In the battle of quantity vs. quality, the video game community has it all wrong. Sure, the big games cost $60 nowadays, but if a company tries to push onto the gaming public a game that takes, say, less than 100 hours to fully exhaust, then it’s committing commercial suicide. It doesn’t matter if 99 of those 100 hours consist of simulated lawn mowing, gamers want value, dammit, and too often they measure it in hours.
Meanwhile, consumers of music and film are slightly more evolved. A double album or a three-hour movie will more than likely elicit a condescending eye roll. Couldn’t they have edited this down? Who dares present this artistic diarrhea? Who among us doesn’t wish the editing axe was used swiftly on Star Wars: Episodes I-III, or doesn’t have a single cassette tape filled with the best songs cherry-picked from Use Your Illusion I & II?
Despite the notorious concept of a double album, and its track record of failing more often than succeeding, I like it when a band spreads out and indulges its tendencies toward grandeur. A double album of melodic death metal may seem like a headscratcher at first, but Soilwork actually fired a warning shot with their last album, 2010’s The Panic Broadcast. Even though it weighed in at a relatively lean ten songs, everything felt bigger and busier on that album, from the more ferocious heavy material to the more dramatic clean choruses, and even some more bombastic stabs at pseudo ballads (“Let This River Flow”).
The 20 tracks on The Living Infinite extend the sound of the previous album in a natural way. There aren’t any crazy sonic detours or wild new sounds here, no sense that the band is interested in using this extended palette as a vehicle to try out some long-suppressed song or musical urge. So it’s a safer approach than one might expect from a double album, but since the material is so strong, it works.
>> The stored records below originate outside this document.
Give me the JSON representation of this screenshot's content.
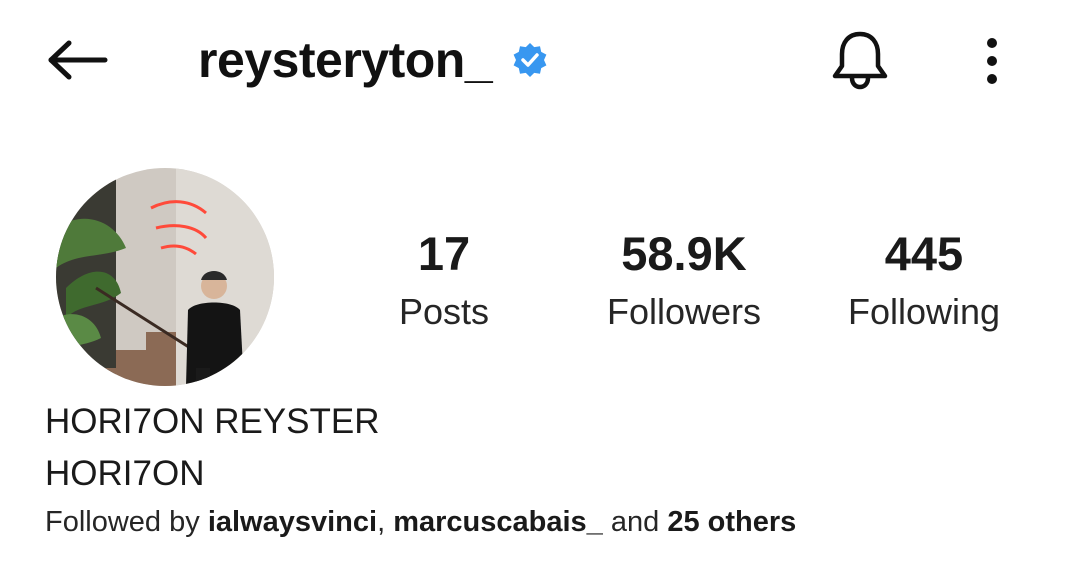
{
  "header": {
    "username": "reysteryton_",
    "verified": true,
    "verified_color": "#3897f0",
    "back_icon": "arrow-left-icon",
    "bell_icon": "bell-icon",
    "more_icon": "vertical-dots-icon"
  },
  "profile": {
    "avatar_icon": "profile-photo",
    "full_name": "HORI7ON REYSTER",
    "category": "HORI7ON"
  },
  "stats": [
    {
      "value": "17",
      "label": "Posts"
    },
    {
      "value": "58.9K",
      "label": "Followers"
    },
    {
      "value": "445",
      "label": "Following"
    }
  ],
  "followed_by": {
    "prefix": "Followed by ",
    "user1": "ialwaysvinci",
    "separator": ", ",
    "user2": "marcuscabais_",
    "conjunction": " and ",
    "others": "25 others"
  }
}
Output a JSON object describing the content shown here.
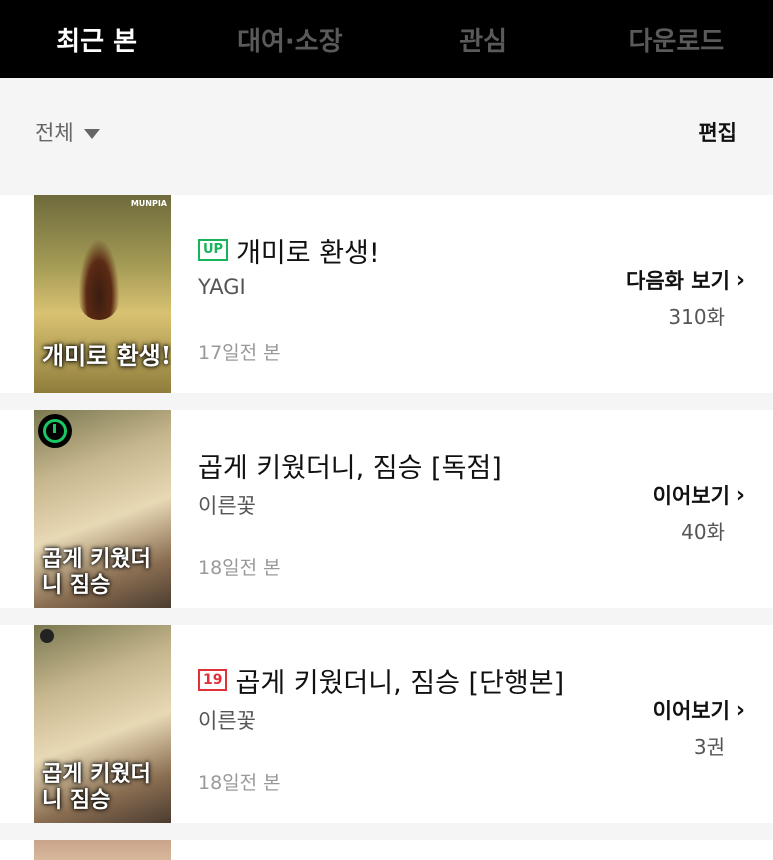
{
  "tabs": [
    {
      "label": "최근 본",
      "active": true
    },
    {
      "label": "대여·소장",
      "active": false
    },
    {
      "label": "관심",
      "active": false
    },
    {
      "label": "다운로드",
      "active": false
    }
  ],
  "filter": {
    "label": "전체",
    "edit_label": "편집"
  },
  "items": [
    {
      "badge": "UP",
      "title": "개미로 환생!",
      "author": "YAGI",
      "seen": "17일전 본",
      "action_label": "다음화 보기",
      "action_count": "310화",
      "cover_title": "개미로 환생!",
      "publisher": "MUNPIA"
    },
    {
      "badge": "",
      "title": "곱게 키웠더니, 짐승 [독점]",
      "author": "이른꽃",
      "seen": "18일전 본",
      "action_label": "이어보기",
      "action_count": "40화",
      "cover_title": "곱게 키웠더니 짐승"
    },
    {
      "badge": "19",
      "title": "곱게 키웠더니, 짐승 [단행본]",
      "author": "이른꽃",
      "seen": "18일전 본",
      "action_label": "이어보기",
      "action_count": "3권",
      "cover_title": "곱게 키웠더니 짐승"
    }
  ],
  "colors": {
    "up_badge": "#19b35a",
    "age_badge": "#e0303a",
    "timer": "#19c864"
  },
  "icons": {
    "filter": "caret-down-icon",
    "action": "chevron-right-icon",
    "item2": "timer-icon"
  }
}
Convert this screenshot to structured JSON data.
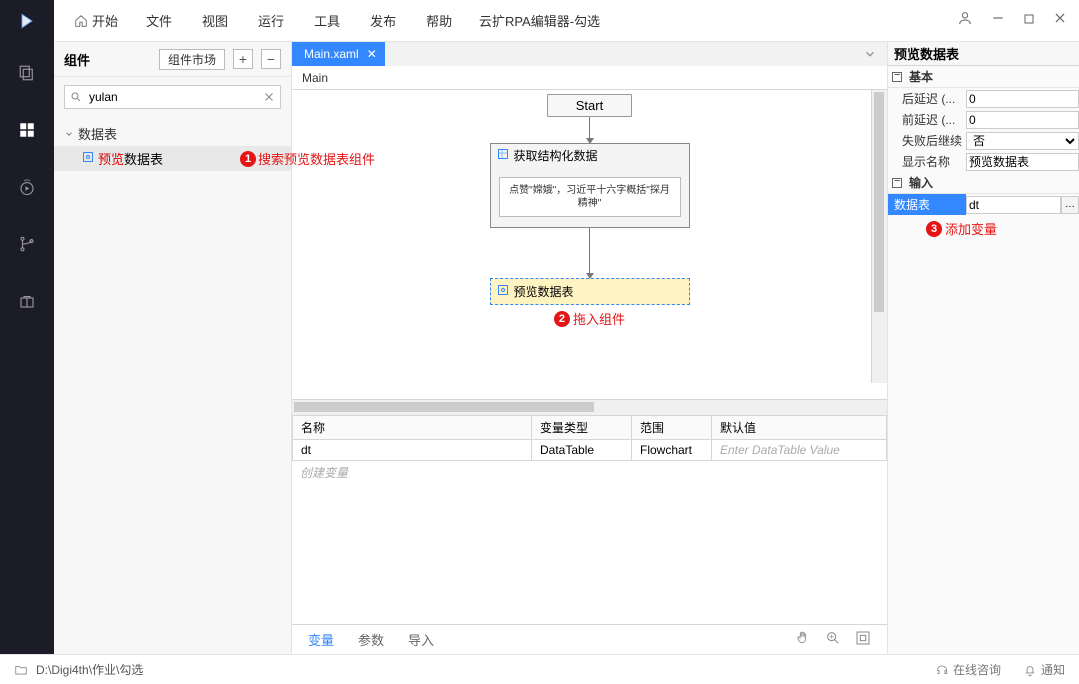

This is just a great Soilwork album, doubled in size. “Spectrum of Eternity” is a fittingly monstrous lead-off, and “This Momentary Bliss” recalls the filled-to-the-brim sound and memorable guitar riffs of the standout Broadcast track, “Two Lives Worth of Reckoning.” Back-to-back tracks “Vesta” and “Realm of the Wasted” make a killer one-two punch on the first disc, and the second disc ends strong with an impressive string of songs highlighted by the plaintive “Parasite Blues.” Unlike other double albums that are conceived as a huge piece to be consumed all at once, The Living Infinite doesn’t require or benefit from that approach. Throw in either disc, power through the whole thing at once, make a mixtape of your favorite tracks: Any way you choose to tackle this thing, it’s a worthwhile endeavor.